To the editor: I agree with Dore Gold, but I would like to respond — not complain — regarding this statement: "Anyone who complains about 'disproportionality' must explain exactly what the [Israeli Defense Forces] should have done to neutralize the terrorist threat from Shajaiya while causing less destruction than what occurred." ("Israel's doctrine of proportionality in Gaza," Op-Ed, July 31)
Israel says that the deaths at United Nations shelters in the Gaza Strip were Hamas' fault. That's not the point.
The point is that there is no safe place in Gaza for innocent people to go. What Israel should do is allow people to leave Gaza and go to refugee camps within Israel. There, it should provide food, water and shelter temporarily to families. Jordan has shown this can be done, as it has taken in more than 600,000 refugees from Syria.
Getting these people out of the way would deprive Hamas of its human shields, make it easier for Israel to find and destroy the rockets and save lives. It would also improve Israel's image in the world.
John Harduvel, Huntington Beach
To the editor: Israel wants to show the world that it has a greater concern for civilians than Hamas does.

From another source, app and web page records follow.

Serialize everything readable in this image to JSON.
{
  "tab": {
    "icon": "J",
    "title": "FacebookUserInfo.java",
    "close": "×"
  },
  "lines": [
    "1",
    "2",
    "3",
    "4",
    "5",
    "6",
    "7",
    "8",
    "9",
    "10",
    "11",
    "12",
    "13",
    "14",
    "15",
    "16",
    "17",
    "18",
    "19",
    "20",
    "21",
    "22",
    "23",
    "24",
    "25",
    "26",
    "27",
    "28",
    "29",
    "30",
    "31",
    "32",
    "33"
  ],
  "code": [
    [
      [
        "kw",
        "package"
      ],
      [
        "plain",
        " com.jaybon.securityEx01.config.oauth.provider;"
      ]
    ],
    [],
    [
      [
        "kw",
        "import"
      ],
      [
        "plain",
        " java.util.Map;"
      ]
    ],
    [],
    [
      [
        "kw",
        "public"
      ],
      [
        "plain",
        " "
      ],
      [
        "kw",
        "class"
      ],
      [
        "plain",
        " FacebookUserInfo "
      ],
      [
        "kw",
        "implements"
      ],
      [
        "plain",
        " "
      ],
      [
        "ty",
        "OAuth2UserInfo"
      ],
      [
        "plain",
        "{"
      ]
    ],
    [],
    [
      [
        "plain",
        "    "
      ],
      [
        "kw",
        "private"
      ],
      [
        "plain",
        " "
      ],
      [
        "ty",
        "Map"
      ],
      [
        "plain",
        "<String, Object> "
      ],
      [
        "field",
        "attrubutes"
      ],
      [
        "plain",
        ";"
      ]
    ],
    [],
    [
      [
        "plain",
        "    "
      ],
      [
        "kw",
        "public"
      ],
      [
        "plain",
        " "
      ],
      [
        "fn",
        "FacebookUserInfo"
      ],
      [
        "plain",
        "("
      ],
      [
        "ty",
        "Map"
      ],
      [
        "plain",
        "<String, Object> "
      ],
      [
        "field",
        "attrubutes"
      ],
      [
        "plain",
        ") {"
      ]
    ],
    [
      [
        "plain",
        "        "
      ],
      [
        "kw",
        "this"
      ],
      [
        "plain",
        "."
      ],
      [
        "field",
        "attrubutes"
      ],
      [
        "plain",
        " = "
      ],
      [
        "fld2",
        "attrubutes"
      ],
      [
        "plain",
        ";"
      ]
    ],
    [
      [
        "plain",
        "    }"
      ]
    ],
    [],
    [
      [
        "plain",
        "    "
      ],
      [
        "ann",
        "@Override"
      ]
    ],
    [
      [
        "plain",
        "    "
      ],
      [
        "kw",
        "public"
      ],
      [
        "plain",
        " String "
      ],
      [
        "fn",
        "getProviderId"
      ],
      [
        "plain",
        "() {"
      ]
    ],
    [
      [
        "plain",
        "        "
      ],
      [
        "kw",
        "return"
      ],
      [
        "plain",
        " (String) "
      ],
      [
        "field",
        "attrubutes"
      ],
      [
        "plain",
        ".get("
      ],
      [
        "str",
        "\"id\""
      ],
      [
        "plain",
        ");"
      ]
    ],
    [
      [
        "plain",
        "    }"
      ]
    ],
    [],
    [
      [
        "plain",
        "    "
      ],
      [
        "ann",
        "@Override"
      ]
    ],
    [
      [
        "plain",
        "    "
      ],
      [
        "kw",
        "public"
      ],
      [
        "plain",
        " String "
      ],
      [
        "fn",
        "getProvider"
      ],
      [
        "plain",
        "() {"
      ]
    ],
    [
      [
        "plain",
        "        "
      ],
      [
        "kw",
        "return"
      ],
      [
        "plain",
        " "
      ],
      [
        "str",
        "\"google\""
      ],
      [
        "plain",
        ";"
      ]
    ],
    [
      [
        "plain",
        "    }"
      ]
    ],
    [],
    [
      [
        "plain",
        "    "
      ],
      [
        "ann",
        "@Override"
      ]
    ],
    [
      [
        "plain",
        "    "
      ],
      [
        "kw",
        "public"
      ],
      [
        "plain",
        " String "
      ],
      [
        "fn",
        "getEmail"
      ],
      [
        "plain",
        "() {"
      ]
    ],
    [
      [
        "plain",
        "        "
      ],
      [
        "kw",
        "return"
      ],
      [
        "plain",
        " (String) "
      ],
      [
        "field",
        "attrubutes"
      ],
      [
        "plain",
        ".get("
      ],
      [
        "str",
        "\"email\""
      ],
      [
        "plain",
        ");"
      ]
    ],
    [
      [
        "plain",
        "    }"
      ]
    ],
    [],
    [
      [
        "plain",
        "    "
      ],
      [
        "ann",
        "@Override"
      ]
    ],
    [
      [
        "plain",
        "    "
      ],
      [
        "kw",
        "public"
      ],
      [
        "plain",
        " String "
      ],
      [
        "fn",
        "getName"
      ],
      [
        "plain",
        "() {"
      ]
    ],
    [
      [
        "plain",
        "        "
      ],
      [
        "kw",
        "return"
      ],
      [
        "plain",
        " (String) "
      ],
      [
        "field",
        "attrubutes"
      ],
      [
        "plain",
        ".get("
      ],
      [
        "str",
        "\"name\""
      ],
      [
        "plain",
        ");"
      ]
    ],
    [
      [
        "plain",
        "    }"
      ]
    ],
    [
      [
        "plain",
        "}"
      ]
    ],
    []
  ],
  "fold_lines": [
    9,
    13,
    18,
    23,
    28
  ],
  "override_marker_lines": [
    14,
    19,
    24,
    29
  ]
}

One way to do so: Keep every part of its security apparatus intact, but allow all medicines, anesthesia and food into Gaza on an unlimited basis.
Israel also claims it is proportional in how it treats terrorists in Israel. But the family of the Palestinian burned alive last month challenged Israeli Prime Minister Benjamin Netanyahu to prove it. They noted that if a Palestinian is even suspected of terrorism, his entire home is almost always demolished.
Still, Israel's larger point is correct. Israelis made condolence calls to the murdered Palestinian's family; do Arab families reciprocate when Israeli civilians are killed? And Hamas still celebrates those who murder Israeli civilians, and it calls for the destruction of Israel.
Politicians need to hear both peoples declare, "We refuse to be your enemy."
Gene Rothman, Culver City
To the editor: It is disingenuous to suggest that Israel's military had no other options to protect its civilians but to attack the densely populated Gaza neighborhood of Shajaiya, under which Hamas had built sophisticated tunnels and weapons bunkers.
From the tunnels' multiple exit points, Israel could have traced them back and destroyed them at the border, assuring that terrorists could not use them to threaten its citizens. There was no need to risk Palestinian civilian lives.
The real question, however, is Israel's long-term defense and how to prevent new tunnels from being built. Despite their drones and the embargo on supplies imposed on Gaza, Israel was unable to prevent the current tunnels from being built.
Only if Palestinian civilians see proof that Israel truly values their lives will they be less willing to support the likes of Hamas. A "warning" telephone call minutes before an attack when there is nowhere else to go only continues the cycle of violence.
Teresa Cain, San Marcos